I have spent money for over a decade at this pleasant collection of cramped stores, voting with my money that they deserve their spot on Yonge Street I am sure that Longos and Lablaws (both family owned big stores) must covet.
It made it particularly distressing to see the plump, dimpled bakery lady’s face crumple as she told me about the bakery’s plastic bag debacle. 
Turns out the Toronto’s mayor, Rob Ford, wants the plastic bag 25c charge to discontinue, and this was reported in the media. The result is confusion as many shoppers and store owners believe that it has been dropped, but turns out that laws quickly put in place are not so easily repealed. This bakery does not have a compliance officer or lawyer on staff; checking out legislation is expensive. How many loaves of bread does a  bakery need to sell to ask a lawyer 's counsel on whether they must continue to charge 25c, particularly when the media reports the mayor saying no more charges?
This is where the true horror story begins – a customer of the bakery snitched on them to City Hall for not charging 25c. 
Worse than Agent Smith, a government bureaucrat posed as a customer in order to entrap this store. Then a fine was charged, a significant amount of money compared to the bakery's profits.
Is this Russia where neighbours snitched on each other? 
Is this Zimbabwe where the government imposed bread prices and government thugs terrorized store owners?
No. This is Toronto the Bland, Toronto the Good.
Was this snitching and government interference over 25c bags a matter of concern for a global warming, Al Gore lover wanting store owners to snap into line over being green? Was it the City of Toronto Rob Ford haters just in for a dig to make him look bad? Or is it just a do-gooder making sure everyone follows the rules?
Whatever the reason, this snitching is terrible. Our our risk taking, hard working merchants do not need to be frightened. 
This bakery lady was more upset that a customer had snitched.
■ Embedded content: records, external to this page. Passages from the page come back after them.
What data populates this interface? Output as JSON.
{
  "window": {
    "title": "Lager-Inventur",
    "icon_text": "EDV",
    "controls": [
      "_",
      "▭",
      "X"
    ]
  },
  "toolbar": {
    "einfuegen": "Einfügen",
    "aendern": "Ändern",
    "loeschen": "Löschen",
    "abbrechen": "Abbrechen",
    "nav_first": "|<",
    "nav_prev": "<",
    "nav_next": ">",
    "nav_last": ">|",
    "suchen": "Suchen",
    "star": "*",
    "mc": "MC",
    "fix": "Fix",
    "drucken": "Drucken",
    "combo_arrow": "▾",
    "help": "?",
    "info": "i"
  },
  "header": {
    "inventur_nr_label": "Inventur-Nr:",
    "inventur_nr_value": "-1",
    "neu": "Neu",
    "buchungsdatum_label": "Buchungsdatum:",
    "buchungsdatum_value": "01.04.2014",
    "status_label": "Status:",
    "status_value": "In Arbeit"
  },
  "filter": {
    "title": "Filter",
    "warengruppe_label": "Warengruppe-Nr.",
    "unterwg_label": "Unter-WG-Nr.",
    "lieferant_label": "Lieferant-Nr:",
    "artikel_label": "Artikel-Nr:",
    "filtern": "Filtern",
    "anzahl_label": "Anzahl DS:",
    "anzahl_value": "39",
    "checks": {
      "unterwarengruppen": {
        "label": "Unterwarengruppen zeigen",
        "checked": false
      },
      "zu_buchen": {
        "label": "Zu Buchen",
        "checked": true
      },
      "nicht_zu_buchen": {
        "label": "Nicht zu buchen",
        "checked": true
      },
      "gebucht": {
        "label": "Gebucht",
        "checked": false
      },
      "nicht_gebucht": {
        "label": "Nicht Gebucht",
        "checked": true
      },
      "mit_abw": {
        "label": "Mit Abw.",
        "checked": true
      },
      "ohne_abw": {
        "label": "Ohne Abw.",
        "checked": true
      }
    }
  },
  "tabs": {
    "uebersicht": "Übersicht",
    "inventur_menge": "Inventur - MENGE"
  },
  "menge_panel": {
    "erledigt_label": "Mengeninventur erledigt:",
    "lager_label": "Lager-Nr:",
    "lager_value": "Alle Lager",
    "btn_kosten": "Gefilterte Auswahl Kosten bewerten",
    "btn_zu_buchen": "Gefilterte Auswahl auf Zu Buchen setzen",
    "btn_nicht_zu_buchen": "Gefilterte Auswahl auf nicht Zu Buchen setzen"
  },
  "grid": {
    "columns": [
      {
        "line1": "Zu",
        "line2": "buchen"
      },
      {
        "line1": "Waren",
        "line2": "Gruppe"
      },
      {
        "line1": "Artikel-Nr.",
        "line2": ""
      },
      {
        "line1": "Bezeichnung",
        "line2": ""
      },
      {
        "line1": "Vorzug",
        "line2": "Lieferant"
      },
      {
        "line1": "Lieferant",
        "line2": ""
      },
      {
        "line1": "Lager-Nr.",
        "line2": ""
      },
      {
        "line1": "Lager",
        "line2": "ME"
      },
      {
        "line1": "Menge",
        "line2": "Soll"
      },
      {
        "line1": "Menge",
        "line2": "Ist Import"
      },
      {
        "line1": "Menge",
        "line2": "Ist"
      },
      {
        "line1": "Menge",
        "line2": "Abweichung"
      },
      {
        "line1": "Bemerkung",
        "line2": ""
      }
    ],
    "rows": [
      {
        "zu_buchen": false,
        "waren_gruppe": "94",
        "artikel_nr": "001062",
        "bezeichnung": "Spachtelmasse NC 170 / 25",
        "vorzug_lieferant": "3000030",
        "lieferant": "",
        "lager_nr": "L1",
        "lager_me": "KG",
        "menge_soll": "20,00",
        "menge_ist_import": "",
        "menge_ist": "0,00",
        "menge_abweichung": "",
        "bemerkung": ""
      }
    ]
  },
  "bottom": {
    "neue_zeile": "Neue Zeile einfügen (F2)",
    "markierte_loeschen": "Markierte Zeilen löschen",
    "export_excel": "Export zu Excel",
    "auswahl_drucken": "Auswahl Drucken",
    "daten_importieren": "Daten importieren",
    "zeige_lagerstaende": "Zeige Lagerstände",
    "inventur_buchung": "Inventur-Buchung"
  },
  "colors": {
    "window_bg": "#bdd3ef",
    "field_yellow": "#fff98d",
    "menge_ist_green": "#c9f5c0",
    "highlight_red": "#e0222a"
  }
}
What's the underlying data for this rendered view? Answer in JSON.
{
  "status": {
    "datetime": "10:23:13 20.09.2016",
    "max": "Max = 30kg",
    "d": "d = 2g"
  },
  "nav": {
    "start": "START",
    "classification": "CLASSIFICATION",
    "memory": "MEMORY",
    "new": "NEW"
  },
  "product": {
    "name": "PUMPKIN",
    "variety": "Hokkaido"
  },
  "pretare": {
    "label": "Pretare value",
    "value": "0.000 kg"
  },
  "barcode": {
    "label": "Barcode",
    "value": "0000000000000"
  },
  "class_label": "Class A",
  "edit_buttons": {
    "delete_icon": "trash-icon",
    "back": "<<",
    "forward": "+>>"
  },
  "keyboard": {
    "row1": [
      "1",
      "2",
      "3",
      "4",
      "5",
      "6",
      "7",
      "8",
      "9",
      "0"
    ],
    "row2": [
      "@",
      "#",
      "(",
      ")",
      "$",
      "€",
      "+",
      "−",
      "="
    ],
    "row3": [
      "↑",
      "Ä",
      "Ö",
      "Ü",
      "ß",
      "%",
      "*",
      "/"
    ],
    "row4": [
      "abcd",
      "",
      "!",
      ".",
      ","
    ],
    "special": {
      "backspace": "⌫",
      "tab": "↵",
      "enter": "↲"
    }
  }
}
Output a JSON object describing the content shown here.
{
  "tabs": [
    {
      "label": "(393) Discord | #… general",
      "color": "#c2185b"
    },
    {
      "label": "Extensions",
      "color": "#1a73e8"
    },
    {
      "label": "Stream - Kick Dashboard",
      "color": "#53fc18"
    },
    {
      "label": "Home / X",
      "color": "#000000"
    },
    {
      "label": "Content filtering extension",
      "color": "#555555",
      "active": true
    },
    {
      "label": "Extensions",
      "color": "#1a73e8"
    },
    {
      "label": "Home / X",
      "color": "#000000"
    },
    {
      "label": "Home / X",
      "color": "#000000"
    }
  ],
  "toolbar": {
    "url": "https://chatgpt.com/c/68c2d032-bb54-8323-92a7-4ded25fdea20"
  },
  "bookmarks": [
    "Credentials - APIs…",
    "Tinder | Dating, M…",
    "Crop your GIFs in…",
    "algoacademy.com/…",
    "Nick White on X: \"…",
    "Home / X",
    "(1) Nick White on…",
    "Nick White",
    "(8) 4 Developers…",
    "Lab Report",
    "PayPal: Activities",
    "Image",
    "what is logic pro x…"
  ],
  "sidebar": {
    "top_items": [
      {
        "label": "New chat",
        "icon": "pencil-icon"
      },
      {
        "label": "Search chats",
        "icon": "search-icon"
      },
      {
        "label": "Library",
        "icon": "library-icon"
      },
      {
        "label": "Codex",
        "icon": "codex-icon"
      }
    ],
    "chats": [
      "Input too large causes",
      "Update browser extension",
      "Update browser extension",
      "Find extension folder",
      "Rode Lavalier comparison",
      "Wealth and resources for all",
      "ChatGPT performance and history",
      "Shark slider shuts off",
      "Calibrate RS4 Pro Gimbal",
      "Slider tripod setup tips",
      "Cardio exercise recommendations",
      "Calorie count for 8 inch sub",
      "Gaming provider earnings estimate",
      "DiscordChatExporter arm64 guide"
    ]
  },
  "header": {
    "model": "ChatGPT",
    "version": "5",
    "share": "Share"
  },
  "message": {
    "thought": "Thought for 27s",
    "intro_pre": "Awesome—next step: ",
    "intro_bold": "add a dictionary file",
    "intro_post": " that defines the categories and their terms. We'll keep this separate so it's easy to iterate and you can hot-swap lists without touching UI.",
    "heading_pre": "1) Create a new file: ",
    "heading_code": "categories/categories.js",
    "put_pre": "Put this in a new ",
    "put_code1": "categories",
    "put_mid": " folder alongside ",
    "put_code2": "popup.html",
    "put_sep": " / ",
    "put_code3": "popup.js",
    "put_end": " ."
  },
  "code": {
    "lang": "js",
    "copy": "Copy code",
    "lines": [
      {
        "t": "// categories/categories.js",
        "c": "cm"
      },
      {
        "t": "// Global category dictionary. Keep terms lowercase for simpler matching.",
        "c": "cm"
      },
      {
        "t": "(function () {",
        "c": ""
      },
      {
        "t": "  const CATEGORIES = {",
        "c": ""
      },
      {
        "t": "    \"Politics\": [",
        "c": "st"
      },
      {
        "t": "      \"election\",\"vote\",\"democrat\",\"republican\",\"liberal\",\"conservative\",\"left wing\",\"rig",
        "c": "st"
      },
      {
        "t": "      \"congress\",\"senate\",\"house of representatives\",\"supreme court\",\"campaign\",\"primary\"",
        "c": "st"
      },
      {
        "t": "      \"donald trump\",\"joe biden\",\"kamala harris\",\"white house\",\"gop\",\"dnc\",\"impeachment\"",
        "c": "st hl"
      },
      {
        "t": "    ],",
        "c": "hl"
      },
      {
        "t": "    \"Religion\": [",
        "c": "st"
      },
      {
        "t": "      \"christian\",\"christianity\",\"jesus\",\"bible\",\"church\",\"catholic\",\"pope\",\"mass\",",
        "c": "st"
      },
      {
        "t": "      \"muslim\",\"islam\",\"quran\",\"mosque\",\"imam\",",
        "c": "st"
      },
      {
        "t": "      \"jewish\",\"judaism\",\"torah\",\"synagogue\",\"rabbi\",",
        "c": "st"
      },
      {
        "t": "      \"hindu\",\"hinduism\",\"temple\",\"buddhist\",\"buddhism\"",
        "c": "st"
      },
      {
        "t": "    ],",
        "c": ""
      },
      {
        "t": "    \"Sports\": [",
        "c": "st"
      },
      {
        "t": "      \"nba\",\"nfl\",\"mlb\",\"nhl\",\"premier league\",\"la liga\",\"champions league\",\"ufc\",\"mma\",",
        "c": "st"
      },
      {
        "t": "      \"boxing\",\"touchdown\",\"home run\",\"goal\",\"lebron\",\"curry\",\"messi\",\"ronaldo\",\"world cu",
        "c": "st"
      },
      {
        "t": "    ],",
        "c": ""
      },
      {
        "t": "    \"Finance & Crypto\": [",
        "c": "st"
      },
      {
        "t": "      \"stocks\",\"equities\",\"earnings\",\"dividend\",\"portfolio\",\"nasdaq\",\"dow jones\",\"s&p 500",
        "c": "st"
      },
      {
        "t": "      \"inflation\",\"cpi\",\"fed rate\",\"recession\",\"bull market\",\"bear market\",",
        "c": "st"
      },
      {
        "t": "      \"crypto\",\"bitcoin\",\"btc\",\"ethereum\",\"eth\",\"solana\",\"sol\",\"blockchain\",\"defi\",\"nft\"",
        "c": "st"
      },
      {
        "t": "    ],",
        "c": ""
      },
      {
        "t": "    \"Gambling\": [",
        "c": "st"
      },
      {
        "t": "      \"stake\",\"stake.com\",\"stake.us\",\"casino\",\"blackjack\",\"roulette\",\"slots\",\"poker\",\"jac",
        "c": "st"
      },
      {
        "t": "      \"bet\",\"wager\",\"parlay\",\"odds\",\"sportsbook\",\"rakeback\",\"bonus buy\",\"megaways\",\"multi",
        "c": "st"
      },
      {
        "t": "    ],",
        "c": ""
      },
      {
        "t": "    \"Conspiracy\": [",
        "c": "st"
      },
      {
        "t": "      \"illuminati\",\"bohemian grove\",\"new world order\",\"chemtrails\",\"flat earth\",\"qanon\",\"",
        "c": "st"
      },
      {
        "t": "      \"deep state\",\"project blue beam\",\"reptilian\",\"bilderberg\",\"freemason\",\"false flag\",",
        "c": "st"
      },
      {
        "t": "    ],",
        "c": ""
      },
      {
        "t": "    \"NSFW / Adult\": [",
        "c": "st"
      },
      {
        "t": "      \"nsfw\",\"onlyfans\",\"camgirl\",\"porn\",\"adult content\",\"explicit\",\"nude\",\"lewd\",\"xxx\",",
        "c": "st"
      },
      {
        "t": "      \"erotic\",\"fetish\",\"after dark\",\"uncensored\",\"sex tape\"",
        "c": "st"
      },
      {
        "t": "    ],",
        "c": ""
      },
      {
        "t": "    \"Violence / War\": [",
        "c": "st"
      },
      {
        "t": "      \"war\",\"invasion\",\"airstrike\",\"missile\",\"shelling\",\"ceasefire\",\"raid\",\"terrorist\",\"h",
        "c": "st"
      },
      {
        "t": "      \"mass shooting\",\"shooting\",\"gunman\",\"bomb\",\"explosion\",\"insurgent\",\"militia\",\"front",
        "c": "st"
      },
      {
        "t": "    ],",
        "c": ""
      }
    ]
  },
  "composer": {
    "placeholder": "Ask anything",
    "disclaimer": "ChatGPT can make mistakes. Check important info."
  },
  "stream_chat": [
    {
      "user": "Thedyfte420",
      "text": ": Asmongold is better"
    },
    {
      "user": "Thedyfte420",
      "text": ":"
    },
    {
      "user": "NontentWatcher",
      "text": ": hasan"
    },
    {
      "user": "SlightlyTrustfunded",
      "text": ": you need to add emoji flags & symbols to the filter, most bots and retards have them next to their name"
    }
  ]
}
Imagine the feeling of knowing a customer has snitched on your business, that government bureaucrats pretended to be a customer in order to levy a fine, that not charging 25c cost you thousands of dollars. 
When you have a bad business day, will you be able to carry on in business, or will you be just that bit more to close down? Snitching casts a terrible pall over a store and reduces the "animal spirits" required to run a business - that optimism. 
Finally, will the bakery owner continue to be generous to the customers and put out a new cheese for them to sample – meh - not this week.
And there goes the neighbourhood.